Rupp Arena, one of the most esteemed stadiums in the nation, is going to be the center of a facelift that many hope will revitalize downtown Lexington, and the man in charge of designing it understands he’s in charge of a “legendary” task.
Recently, Gary Bates, a former UK faculty member, was selected by the Arena, Arts and Entertainment Task Force to be the master architect for the development of Lexington’s downtown entertainment district.
Bates, along with his architecture and design firm, Space Group, were selected by the 47-member task on Aug. 28.
“It’s a dream project for our company. It’s a unique project, not just in the United States, but in the world,” Bates said.
The task force, announced by Mayor Jim Gray in March 2011, consists of various leaders in the community. The main goal of the task force is to facilitate and implement an innovative plan that will improve the Lexington Convention Center and Rupp Arena and revitalize downtown Lexington.
A number of the members are UK administrators, faculty and alumni: Britt Brockman, Board of Trustees chairman; Mitch Barnhart, UK athletic director; Joe B. Hall, a former UK basketball coach; Sam Bowie, a former UK basketball player; and Jamal Mashburn, a former UK basketball player.
Related Link: Arena, Arts & Entertainment Task Force members
Michael Speaks, the dean of the College of Design and a member of the task force, is pleased with the committee’s selection.
“Space Group’s analysis and proposals were certainly the most penetrating and comprehensive,” Speaks said.
One important quality that separated the Norway-based firm from the other finalists was its knowledge about the city.
“Space Group also stood out among the four finalists as the most informed about Lexington and the University of Kentucky,” Speaks said.
The main reason for Space Group’s immense knowledge about the city and UK is Bates, who was a guest professor at the College of Design in 2008.
“Indeed, the committee was pleasantly surprised to find that though Space Group was the only international office among the finalists, they had the best local knowledge,” Speaks said.
During the time he was at UK, Bates headed a project where students created a strategic design proposal for Waterfront Park in Louisville.
He also served as the Brown-Forman Chair for the College of Design.
“Teaching at UK was one of the motivations for coming back,” Bates said. “The people were fantastic.”
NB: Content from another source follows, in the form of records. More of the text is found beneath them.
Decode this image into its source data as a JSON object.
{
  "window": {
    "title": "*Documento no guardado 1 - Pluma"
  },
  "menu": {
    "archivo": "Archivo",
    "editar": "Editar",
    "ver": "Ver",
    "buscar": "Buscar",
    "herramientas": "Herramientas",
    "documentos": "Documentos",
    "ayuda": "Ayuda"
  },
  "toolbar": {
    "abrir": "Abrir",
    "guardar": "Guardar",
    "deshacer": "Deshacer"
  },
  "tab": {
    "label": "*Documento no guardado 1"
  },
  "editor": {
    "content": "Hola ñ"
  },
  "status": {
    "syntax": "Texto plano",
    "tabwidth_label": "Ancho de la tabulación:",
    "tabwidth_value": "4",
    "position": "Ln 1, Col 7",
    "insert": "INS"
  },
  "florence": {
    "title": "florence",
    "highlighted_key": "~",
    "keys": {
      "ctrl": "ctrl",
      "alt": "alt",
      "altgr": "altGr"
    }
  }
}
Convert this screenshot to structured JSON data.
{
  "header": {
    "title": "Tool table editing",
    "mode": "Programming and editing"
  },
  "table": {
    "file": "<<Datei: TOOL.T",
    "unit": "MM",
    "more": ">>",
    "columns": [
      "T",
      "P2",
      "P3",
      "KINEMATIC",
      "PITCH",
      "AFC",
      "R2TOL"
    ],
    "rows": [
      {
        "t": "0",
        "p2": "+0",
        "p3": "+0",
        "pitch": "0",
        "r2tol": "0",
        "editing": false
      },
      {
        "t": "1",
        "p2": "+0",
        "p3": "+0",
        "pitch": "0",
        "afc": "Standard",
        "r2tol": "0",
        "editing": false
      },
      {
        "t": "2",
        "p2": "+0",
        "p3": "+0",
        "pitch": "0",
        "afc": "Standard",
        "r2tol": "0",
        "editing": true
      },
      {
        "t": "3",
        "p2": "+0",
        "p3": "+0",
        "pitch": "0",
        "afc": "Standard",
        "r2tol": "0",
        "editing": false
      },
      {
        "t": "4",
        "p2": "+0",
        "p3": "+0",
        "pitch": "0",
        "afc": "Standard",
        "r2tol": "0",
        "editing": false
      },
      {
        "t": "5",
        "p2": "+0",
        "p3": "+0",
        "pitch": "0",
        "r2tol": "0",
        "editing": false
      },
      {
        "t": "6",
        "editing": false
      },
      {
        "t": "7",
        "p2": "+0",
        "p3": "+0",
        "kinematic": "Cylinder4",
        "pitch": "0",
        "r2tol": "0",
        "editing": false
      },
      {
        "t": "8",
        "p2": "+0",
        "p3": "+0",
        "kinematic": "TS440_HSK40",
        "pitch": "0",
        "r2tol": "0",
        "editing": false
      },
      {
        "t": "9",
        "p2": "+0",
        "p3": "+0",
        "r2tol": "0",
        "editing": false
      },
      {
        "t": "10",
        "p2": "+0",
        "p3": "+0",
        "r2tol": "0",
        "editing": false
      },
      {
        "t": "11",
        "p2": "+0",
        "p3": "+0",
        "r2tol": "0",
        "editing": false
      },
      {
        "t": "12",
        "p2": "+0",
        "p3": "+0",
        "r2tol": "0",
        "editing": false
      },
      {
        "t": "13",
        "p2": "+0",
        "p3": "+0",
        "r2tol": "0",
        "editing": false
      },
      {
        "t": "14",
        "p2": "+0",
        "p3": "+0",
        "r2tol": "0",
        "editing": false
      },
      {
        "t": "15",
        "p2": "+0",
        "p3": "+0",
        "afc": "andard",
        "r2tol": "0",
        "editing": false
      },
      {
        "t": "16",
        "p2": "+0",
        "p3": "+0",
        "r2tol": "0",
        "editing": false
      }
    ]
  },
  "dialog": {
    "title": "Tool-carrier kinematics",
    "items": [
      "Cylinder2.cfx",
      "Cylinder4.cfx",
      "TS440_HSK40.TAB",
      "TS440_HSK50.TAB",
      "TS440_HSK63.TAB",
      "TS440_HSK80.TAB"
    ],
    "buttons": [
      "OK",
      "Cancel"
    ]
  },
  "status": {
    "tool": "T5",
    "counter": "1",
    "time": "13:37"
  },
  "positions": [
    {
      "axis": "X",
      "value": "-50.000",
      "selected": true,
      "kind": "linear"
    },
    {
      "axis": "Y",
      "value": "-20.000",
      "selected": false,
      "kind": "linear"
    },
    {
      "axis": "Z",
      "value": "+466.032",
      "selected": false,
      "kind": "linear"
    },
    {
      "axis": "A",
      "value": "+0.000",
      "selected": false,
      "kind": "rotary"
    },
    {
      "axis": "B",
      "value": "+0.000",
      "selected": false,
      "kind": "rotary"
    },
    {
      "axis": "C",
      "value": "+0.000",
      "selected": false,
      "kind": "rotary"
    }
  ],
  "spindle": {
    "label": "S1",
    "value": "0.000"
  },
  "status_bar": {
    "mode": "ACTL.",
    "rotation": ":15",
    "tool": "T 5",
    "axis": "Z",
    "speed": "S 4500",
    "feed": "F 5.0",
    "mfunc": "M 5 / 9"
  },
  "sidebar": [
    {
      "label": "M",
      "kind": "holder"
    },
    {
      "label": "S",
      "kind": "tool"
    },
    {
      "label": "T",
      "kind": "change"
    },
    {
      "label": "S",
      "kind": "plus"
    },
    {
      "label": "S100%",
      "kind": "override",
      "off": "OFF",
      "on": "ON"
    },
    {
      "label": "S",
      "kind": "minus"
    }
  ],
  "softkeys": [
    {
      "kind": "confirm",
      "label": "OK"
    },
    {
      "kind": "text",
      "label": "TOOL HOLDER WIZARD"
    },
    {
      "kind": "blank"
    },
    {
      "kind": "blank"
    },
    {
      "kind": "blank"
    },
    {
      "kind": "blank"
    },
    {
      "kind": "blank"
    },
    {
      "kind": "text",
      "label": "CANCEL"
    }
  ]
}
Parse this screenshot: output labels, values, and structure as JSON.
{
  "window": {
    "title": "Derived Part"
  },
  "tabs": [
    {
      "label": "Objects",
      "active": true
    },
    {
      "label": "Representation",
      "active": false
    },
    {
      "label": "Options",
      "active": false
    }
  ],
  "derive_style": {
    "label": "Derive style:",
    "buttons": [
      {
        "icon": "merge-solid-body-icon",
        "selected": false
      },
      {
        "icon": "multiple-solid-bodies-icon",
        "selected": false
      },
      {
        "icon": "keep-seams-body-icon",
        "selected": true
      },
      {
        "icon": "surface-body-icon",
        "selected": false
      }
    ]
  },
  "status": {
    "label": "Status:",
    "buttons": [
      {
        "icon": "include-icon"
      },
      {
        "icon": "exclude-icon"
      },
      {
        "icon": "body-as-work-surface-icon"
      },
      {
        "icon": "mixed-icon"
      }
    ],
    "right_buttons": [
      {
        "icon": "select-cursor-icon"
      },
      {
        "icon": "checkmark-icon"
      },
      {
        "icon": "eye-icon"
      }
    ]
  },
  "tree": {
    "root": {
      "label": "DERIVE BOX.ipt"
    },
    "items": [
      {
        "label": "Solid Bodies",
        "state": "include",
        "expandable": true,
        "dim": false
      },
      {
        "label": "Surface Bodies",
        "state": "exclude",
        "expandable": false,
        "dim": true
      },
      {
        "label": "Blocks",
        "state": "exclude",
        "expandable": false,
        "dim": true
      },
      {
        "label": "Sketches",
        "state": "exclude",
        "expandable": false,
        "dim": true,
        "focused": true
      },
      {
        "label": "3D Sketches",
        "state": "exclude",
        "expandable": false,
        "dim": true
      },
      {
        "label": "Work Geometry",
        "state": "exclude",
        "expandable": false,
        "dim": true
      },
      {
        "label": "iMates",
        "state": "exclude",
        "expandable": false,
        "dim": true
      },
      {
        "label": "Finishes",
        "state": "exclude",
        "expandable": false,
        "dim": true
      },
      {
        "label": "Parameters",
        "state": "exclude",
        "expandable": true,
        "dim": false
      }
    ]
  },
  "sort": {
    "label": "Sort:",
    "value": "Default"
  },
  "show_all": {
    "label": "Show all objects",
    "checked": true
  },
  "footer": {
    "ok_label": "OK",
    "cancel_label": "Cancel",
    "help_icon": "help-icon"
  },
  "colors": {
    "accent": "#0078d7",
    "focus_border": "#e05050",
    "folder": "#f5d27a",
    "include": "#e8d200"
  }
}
Aside from his time at UK, Bates has other accomplishments. He graduated from Virginia Tech University in 1990, has worked on several international architectural projects (including Jussieu Library in Paris and Samsung Headquarters in Seoul), and was a guest professor at the University of Texas.
The master architect is currently in the process of devising different scenerios for the task force. In his preliminary presentation, Bates showed one of his alternate proposals that would expand Rupp Arena construct a new Lexington Convention Center, which he pointed out would be more economical.
When it comes down it, Bates just wants to create the best plan for the people of Lexington.
“We are curious about everything developing in the downtown area. We have to figure out physical and social components,” he said. “The main problems he says that he faces are with parking, infrastructure and traffic.”
Rupp Arena is the biggest venue made for the sole purpose of basketball in the country.
“There are 24,000 people dressed in blue, in one of the most densest arenas in the United States. Rupp is legendary — there’s no place else like it anywhere, and I’m going to fight to keep that experience no matter what decision is made,” Bates said.
Barnhart and Gray both said in statements made after the task force met with Bates on Sept. 7 that “all options are on the table” with concern to whether a new arena will be built or if Rupp will be revamped.
Rupp’s last renovation was in 2003 at the cost of $20 million.
“At this point we’re at the midpoint of the study phase,” Kevin Atkins, chief development officer for the city government, said.
Atkins said there are three phases to the project: reviewing existing conditions and studies of the facilities and property, figuring out plan alternatives and a final implementation plan.
“People also can’t forget that the project is not just about Rupp,” said Atkins, who is also on the committee for the Lexington Corporation. The corporation is made up of members interested in the city’s development and growth. According to project maps, the corporation owns 46 acres of real estate (including Rupp Arena and the Lexington Convention Center) in downtown Lexington that are being considered in the proposals.
Besides Rupp Arena, the areas being considered for the entertainment district range from the High, Jefferson and Cox Street parking lots to the Distillery District, old Opera House and Triangle Park area in front of the Lexington Convention Center.
One of the main goals Bates said he has for the project is to “bring the university closer to downtown,” which is in sync with the task force’s plans.
“A lively downtown area helps us attract students just as the place we play basketball at helps us attract top recruits,” Frank Butler, UK vice president for finance and administration, said. “Gary clearly understands architecture, but he also understands college basketball and Lexington.”
Related Link: Rupp Arena, Arts & Entertainment District website